One of the most iconic things about Berlin is surely its subway lines. Like a yellow snake it makes its way through the city, it’s so recognizable and its shade of yellow so particular. Berliners and visitors alike seem to love it so much, also the tiles underground stations that often have beautiful patterns that have been cherished and capture many times for Instagram.
But there was a time when the U-Bahn and S-Bahn stations had quite a different aesthetic. At the turn of the 19th to 20th century they were glorious big buildings with stunning architecture. Thanks to the fact that Berlin’s streets weren’t so dense with buildings at the time these stations really stood out in their places, having so much room to breath. Some of the stations actually remained like that for over 100 years until now, while others have been reconstructed or rebuild in more modern ways. Many subway stations have indeed been replaced with simple staircases into the underground without a building on top.
Today we want to take a look back at the history of Berlin’s most beautiful and stunning U-Bahn and S-Bahn stations.

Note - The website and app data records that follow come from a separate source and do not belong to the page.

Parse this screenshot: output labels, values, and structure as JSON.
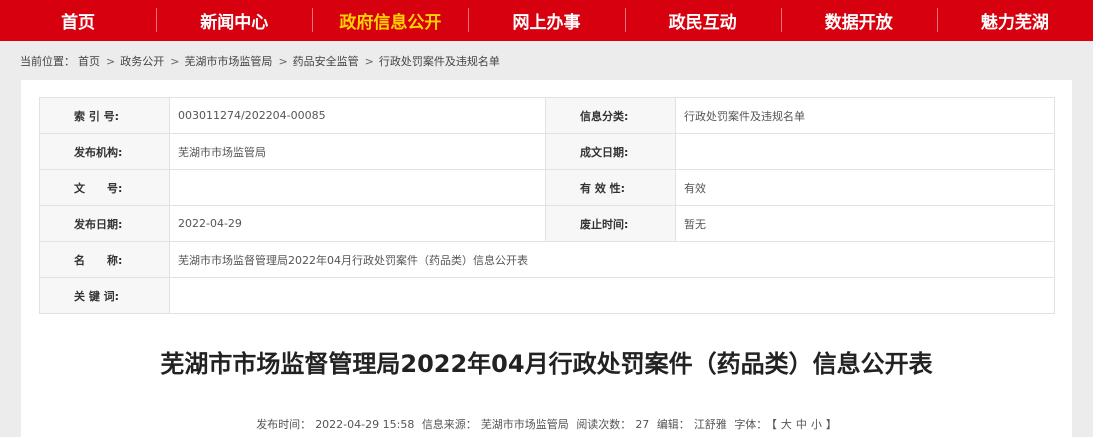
{
  "nav": {
    "items": [
      "首页",
      "新闻中心",
      "政府信息公开",
      "网上办事",
      "政民互动",
      "数据开放",
      "魅力芜湖"
    ],
    "active_index": 2
  },
  "breadcrumb": {
    "prefix": "当前位置：",
    "items": [
      "首页",
      "政务公开",
      "芜湖市市场监管局",
      "药品安全监管",
      "行政处罚案件及违规名单"
    ]
  },
  "meta": {
    "rows": [
      {
        "k1": "索 引 号:",
        "v1": "003011274/202204-00085",
        "k2": "信息分类:",
        "v2": "行政处罚案件及违规名单"
      },
      {
        "k1": "发布机构:",
        "v1": "芜湖市市场监管局",
        "k2": "成文日期:",
        "v2": ""
      },
      {
        "k1": "文　　号:",
        "v1": "",
        "k2": "有 效 性:",
        "v2": "有效"
      },
      {
        "k1": "发布日期:",
        "v1": "2022-04-29",
        "k2": "废止时间:",
        "v2": "暂无"
      }
    ],
    "name_label": "名　　称:",
    "name_value": "芜湖市市场监督管理局2022年04月行政处罚案件（药品类）信息公开表",
    "keywords_label": "关 键 词:",
    "keywords_value": ""
  },
  "article": {
    "title": "芜湖市市场监督管理局2022年04月行政处罚案件（药品类）信息公开表",
    "publish_label": "发布时间：",
    "publish_time": "2022-04-29 15:58",
    "source_label": "信息来源：",
    "source": "芜湖市市场监管局",
    "views_label": "阅读次数：",
    "views": "27",
    "editor_label": "编辑：",
    "editor": "江舒雅",
    "font_label": "字体：",
    "font_open": "【",
    "font_large": "大",
    "font_medium": "中",
    "font_small": "小",
    "font_close": "】"
  }
}
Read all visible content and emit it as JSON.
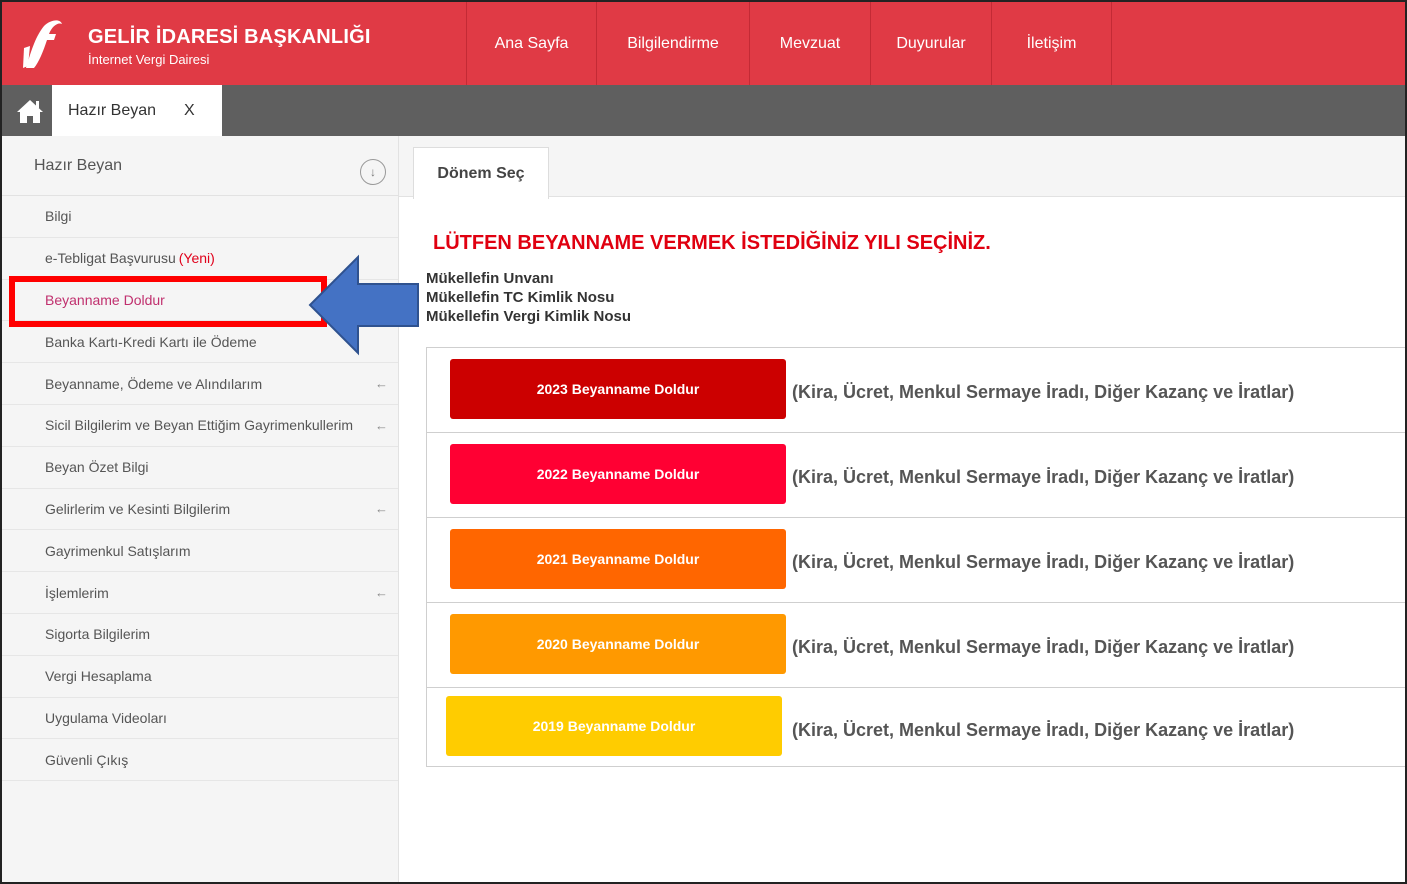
{
  "header": {
    "title": "GELİR İDARESİ BAŞKANLIĞI",
    "subtitle": "İnternet Vergi Dairesi",
    "nav": [
      {
        "label": "Ana Sayfa"
      },
      {
        "label": "Bilgilendirme"
      },
      {
        "label": "Mevzuat"
      },
      {
        "label": "Duyurular"
      },
      {
        "label": "İletişim"
      }
    ]
  },
  "tabs": {
    "active_label": "Hazır Beyan",
    "close_label": "X"
  },
  "sidebar": {
    "heading": "Hazır Beyan",
    "items": [
      {
        "label": "Bilgi",
        "extra": "",
        "arrow": ""
      },
      {
        "label": "e-Tebligat Başvurusu",
        "extra": "(Yeni)",
        "arrow": ""
      },
      {
        "label": "Beyanname Doldur",
        "extra": "",
        "arrow": ""
      },
      {
        "label": "Banka Kartı-Kredi Kartı ile Ödeme",
        "extra": "",
        "arrow": ""
      },
      {
        "label": "Beyanname, Ödeme ve Alındılarım",
        "extra": "",
        "arrow": "←"
      },
      {
        "label": "Sicil Bilgilerim ve Beyan Ettiğim Gayrimenkullerim",
        "extra": "",
        "arrow": "←"
      },
      {
        "label": "Beyan Özet Bilgi",
        "extra": "",
        "arrow": ""
      },
      {
        "label": "Gelirlerim ve Kesinti Bilgilerim",
        "extra": "",
        "arrow": "←"
      },
      {
        "label": "Gayrimenkul Satışlarım",
        "extra": "",
        "arrow": ""
      },
      {
        "label": "İşlemlerim",
        "extra": "",
        "arrow": "←"
      },
      {
        "label": "Sigorta Bilgilerim",
        "extra": "",
        "arrow": ""
      },
      {
        "label": "Vergi Hesaplama",
        "extra": "",
        "arrow": ""
      },
      {
        "label": "Uygulama Videoları",
        "extra": "",
        "arrow": ""
      },
      {
        "label": "Güvenli Çıkış",
        "extra": "",
        "arrow": ""
      }
    ]
  },
  "main": {
    "tab_label": "Dönem Seç",
    "headline": "LÜTFEN BEYANNAME VERMEK İSTEDİĞİNİZ YILI SEÇİNİZ.",
    "info_lines": [
      "Mükellefin Unvanı",
      "Mükellefin TC Kimlik Nosu",
      "Mükellefin Vergi Kimlik Nosu"
    ],
    "rows": [
      {
        "button": "2023 Beyanname Doldur",
        "color": "#cc0000",
        "desc": "(Kira, Ücret, Menkul Sermaye İradı, Diğer Kazanç ve İratlar)"
      },
      {
        "button": "2022 Beyanname Doldur",
        "color": "#ff0033",
        "desc": "(Kira, Ücret, Menkul Sermaye İradı, Diğer Kazanç ve İratlar)"
      },
      {
        "button": "2021 Beyanname Doldur",
        "color": "#ff6600",
        "desc": "(Kira, Ücret, Menkul Sermaye İradı, Diğer Kazanç ve İratlar)"
      },
      {
        "button": "2020 Beyanname Doldur",
        "color": "#ff9900",
        "desc": "(Kira, Ücret, Menkul Sermaye İradı, Diğer Kazanç ve İratlar)"
      },
      {
        "button": "2019 Beyanname Doldur",
        "color": "#ffcc00",
        "desc": "(Kira, Ücret, Menkul Sermaye İradı, Diğer Kazanç ve İratlar)"
      }
    ]
  },
  "colors": {
    "header_red": "#e03a45",
    "highlight_red": "#ff0000",
    "arrow_blue": "#4472c4",
    "headline_red": "#e00010"
  }
}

Enjoy!
Inside former Lehrter Bahnhof
Line U1, Wassertorplatz, 1901
S-Bahn bridge, 1882
Former Börse Station (now Hackesche Markt), 1882

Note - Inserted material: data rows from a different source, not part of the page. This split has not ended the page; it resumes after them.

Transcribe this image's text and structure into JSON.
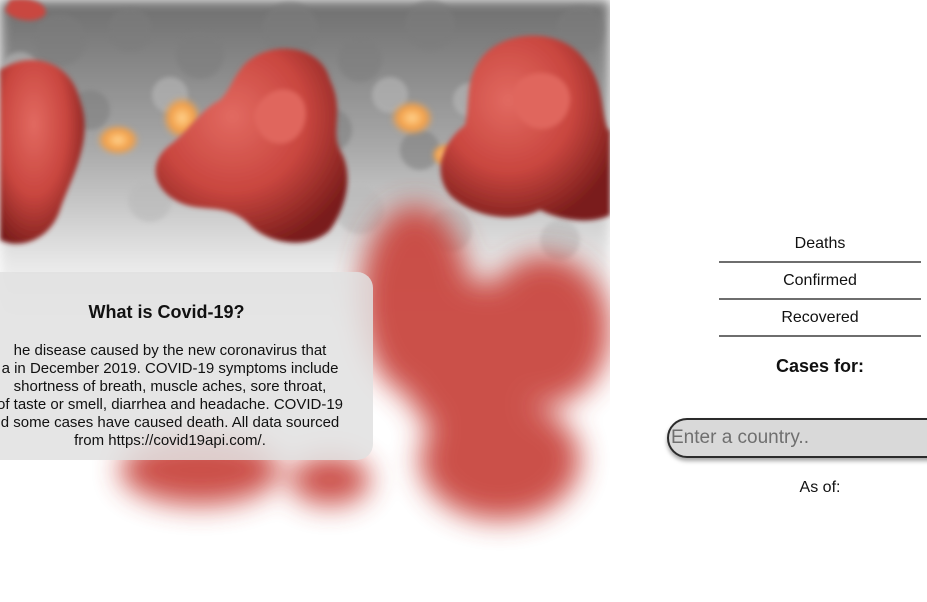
{
  "hero": {
    "image": "coronavirus-illustration",
    "colors": {
      "spike": "#c9463f",
      "spike_dark": "#8e2320",
      "membrane": "#9c9c9c",
      "glow": "#f2a04a"
    }
  },
  "info": {
    "title": "What is Covid-19?",
    "lines": [
      "he disease caused by the new coronavirus that",
      "a in December 2019. COVID-19 symptoms include",
      "shortness of breath, muscle aches, sore throat,",
      "of taste or smell, diarrhea and headache. COVID-19",
      "d some cases have caused death. All data sourced",
      "from https://covid19api.com/."
    ]
  },
  "stats": {
    "deaths_label": "Deaths",
    "confirmed_label": "Confirmed",
    "recovered_label": "Recovered"
  },
  "cases": {
    "title": "Cases for:",
    "search_placeholder": "Enter a country..",
    "as_of_label": "As of:"
  }
}
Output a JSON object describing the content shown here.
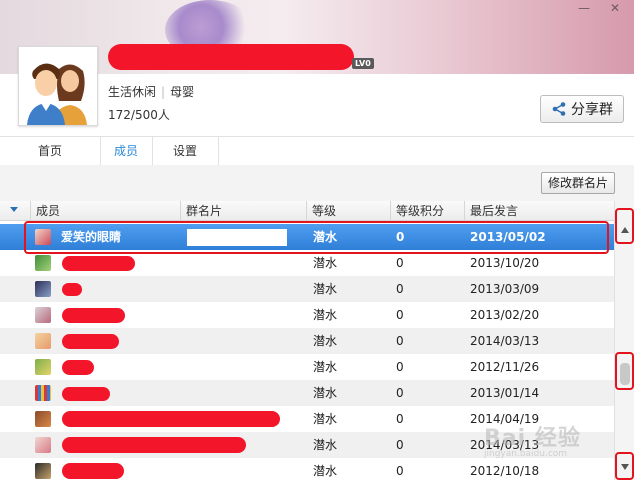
{
  "window": {
    "minimize_glyph": "—",
    "close_glyph": "✕"
  },
  "profile": {
    "level_badge": "LV0",
    "category": "生活休闲",
    "subcategory": "母婴",
    "member_count": "172/500人",
    "share_label": "分享群"
  },
  "tabs": [
    {
      "label": "首页",
      "active": false
    },
    {
      "label": "成员",
      "active": true
    },
    {
      "label": "设置",
      "active": false
    }
  ],
  "toolbar": {
    "edit_card_label": "修改群名片"
  },
  "table": {
    "columns": [
      "成员",
      "群名片",
      "等级",
      "等级积分",
      "最后发言"
    ],
    "rows": [
      {
        "member": "爱笑的眼睛",
        "card": "",
        "level": "潜水",
        "points": "0",
        "last": "2013/05/02",
        "selected": true
      },
      {
        "member": "",
        "card": "",
        "level": "潜水",
        "points": "0",
        "last": "2013/10/20"
      },
      {
        "member": "",
        "card": "",
        "level": "潜水",
        "points": "0",
        "last": "2013/03/09"
      },
      {
        "member": "",
        "card": "",
        "level": "潜水",
        "points": "0",
        "last": "2013/02/20"
      },
      {
        "member": "",
        "card": "",
        "level": "潜水",
        "points": "0",
        "last": "2014/03/13"
      },
      {
        "member": "",
        "card": "",
        "level": "潜水",
        "points": "0",
        "last": "2012/11/26"
      },
      {
        "member": "",
        "card": "",
        "level": "潜水",
        "points": "0",
        "last": "2013/01/14"
      },
      {
        "member": "",
        "card": "",
        "level": "潜水",
        "points": "0",
        "last": "2014/04/19"
      },
      {
        "member": "",
        "card": "",
        "level": "潜水",
        "points": "0",
        "last": "2014/03/13"
      },
      {
        "member": "",
        "card": "",
        "level": "潜水",
        "points": "0",
        "last": "2012/10/18"
      }
    ]
  },
  "watermark": {
    "text": "Bai 经验",
    "sub": "jingyan.baidu.com"
  },
  "colors": {
    "accent": "#2c8ad8",
    "selection": "#3a8be0",
    "annotation": "#e2141e",
    "redaction": "#f3162a"
  }
}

Schlesisches Tor, 1900
Bridge at Landwehrkanal, 1900
Hallesches Tor, 1900
Former Lehrter Bahnhof (now Hauptbahnhof), 1900
U2 Station Danziger Straße (now Eberswalder Str), 1913

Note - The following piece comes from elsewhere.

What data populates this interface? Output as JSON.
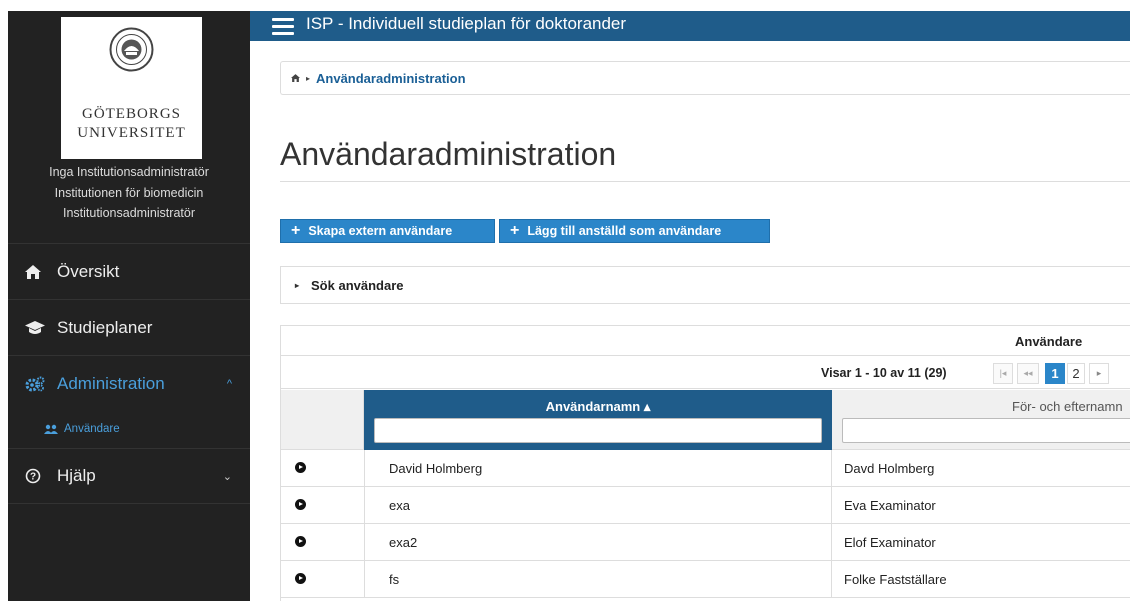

Check out this cool detail: The line U2 used to go through one building between Gleisdreieck and Bülowstraße:
Line U2 at Dennewitzplatz, 1900
Line U2 Dennewitzstraße, 1905